[Listed records — start]
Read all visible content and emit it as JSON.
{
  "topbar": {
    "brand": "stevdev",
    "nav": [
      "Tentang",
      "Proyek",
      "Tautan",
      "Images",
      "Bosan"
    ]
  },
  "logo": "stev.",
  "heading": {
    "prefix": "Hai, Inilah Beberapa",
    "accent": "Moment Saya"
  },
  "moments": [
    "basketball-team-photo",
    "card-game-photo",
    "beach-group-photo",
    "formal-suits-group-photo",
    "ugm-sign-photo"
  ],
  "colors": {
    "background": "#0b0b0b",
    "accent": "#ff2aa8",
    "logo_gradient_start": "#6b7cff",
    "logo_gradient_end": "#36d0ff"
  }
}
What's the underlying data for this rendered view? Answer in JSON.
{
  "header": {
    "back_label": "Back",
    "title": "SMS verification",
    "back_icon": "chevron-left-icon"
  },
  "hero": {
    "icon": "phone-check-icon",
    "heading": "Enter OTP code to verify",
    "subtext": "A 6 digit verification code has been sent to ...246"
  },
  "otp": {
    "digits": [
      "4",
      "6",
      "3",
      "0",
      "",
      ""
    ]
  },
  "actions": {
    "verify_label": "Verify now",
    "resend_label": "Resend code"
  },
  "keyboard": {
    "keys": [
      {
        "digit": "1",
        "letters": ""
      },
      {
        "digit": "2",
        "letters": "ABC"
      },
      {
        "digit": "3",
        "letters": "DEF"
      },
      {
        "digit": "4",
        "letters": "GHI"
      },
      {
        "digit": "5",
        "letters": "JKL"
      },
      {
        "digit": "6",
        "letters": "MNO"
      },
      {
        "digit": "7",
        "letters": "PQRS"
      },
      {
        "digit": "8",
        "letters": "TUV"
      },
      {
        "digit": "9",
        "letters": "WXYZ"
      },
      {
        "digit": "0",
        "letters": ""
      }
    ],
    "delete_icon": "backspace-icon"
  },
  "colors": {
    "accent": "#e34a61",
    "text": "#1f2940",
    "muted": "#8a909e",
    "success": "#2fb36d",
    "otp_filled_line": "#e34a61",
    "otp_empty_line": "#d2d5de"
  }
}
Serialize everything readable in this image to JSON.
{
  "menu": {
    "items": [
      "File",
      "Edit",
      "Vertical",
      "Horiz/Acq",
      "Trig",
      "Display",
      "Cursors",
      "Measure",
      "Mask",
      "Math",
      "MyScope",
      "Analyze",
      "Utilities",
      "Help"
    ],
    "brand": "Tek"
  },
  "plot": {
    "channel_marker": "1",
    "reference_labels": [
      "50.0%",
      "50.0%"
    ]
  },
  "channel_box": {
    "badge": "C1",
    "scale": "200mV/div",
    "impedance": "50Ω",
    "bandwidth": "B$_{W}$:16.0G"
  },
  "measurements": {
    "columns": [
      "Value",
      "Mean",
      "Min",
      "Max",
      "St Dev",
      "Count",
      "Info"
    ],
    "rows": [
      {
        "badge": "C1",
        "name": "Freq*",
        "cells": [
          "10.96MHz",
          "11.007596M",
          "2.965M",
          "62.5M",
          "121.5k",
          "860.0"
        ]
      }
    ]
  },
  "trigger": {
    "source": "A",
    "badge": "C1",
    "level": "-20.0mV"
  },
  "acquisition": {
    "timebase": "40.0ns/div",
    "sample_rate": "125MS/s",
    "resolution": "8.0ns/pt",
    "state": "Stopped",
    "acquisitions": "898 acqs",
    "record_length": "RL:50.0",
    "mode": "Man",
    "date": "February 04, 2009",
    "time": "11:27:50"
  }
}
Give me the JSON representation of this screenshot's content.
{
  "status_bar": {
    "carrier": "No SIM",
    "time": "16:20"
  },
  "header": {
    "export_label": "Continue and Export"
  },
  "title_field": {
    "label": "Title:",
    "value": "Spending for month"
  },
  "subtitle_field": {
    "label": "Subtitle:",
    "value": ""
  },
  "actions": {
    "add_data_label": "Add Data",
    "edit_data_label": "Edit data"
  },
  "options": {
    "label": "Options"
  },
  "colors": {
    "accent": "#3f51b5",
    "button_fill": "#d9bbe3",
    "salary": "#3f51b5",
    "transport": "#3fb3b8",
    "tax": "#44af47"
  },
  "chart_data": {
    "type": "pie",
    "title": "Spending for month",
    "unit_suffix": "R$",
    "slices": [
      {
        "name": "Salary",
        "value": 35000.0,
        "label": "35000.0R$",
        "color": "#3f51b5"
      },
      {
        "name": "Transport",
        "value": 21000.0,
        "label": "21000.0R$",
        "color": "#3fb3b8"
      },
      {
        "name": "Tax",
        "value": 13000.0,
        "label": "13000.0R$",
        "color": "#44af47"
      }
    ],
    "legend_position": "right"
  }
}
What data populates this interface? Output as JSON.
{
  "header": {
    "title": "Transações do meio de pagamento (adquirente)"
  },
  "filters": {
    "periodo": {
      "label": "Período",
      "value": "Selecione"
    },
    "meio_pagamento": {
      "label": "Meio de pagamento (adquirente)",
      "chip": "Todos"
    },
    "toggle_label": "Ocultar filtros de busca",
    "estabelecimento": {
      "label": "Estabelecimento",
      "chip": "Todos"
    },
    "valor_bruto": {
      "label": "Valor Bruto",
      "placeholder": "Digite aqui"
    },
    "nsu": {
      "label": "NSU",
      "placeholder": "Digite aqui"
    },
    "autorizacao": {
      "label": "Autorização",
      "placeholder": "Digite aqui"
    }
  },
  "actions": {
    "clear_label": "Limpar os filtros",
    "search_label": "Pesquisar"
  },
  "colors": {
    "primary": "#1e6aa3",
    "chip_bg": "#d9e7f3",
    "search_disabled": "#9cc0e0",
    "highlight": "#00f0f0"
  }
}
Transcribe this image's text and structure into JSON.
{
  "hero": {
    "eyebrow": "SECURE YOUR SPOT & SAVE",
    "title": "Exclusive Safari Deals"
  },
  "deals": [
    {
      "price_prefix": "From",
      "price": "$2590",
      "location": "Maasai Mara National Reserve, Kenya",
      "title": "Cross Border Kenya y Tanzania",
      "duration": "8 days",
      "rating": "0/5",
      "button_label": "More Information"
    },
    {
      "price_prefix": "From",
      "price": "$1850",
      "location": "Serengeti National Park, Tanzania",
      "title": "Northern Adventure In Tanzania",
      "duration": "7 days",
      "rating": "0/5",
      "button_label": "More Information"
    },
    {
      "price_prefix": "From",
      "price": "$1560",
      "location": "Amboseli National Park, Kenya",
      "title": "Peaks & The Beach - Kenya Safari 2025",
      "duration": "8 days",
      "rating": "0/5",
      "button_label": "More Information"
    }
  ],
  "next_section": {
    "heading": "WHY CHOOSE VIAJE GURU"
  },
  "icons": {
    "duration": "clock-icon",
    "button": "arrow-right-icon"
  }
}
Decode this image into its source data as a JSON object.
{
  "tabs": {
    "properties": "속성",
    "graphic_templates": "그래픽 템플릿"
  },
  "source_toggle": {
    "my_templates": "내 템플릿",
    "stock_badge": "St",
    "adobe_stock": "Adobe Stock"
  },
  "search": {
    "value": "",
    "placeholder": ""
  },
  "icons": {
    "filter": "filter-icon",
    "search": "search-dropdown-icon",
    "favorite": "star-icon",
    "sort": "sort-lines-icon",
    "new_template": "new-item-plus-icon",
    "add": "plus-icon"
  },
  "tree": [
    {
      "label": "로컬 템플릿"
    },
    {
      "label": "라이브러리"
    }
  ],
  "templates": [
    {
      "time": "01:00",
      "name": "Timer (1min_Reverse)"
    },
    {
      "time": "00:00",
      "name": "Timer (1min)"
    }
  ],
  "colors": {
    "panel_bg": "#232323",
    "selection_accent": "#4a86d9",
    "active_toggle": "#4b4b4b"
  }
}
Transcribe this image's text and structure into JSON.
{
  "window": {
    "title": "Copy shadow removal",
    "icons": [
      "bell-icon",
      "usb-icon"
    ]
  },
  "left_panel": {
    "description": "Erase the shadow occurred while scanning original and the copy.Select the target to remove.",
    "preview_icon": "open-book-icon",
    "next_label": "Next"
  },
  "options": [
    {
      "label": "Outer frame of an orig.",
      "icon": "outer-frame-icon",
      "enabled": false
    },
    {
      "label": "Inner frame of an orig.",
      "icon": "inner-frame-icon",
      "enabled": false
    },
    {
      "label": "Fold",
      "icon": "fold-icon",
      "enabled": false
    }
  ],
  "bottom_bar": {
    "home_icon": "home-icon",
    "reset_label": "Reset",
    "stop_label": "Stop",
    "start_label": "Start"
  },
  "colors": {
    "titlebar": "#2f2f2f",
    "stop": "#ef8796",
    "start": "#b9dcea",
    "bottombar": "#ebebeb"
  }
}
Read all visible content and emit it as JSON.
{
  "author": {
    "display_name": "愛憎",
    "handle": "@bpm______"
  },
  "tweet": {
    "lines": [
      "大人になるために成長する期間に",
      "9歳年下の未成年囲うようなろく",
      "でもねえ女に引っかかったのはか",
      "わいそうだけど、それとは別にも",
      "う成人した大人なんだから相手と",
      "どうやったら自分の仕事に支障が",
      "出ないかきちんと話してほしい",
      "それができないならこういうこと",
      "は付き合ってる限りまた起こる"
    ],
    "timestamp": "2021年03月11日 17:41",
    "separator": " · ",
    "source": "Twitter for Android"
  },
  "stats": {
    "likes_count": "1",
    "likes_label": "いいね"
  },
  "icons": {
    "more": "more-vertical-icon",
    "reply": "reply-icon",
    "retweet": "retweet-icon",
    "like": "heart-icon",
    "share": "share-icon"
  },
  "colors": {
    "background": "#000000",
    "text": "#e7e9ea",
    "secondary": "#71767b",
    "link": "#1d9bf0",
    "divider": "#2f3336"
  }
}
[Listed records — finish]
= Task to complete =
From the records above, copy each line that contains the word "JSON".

= Output below =
Read all visible content and emit it as JSON.
What's the underlying data for this rendered view? Answer in JSON.
Serialize everything readable in this image to JSON.
Give me the JSON representation of this screenshot's content.
What data populates this interface? Output as JSON.
Transcribe this image's text and structure into JSON.
Decode this image into its source data as a JSON object.
Transcribe this image's text and structure into JSON.
Read all visible content and emit it as JSON.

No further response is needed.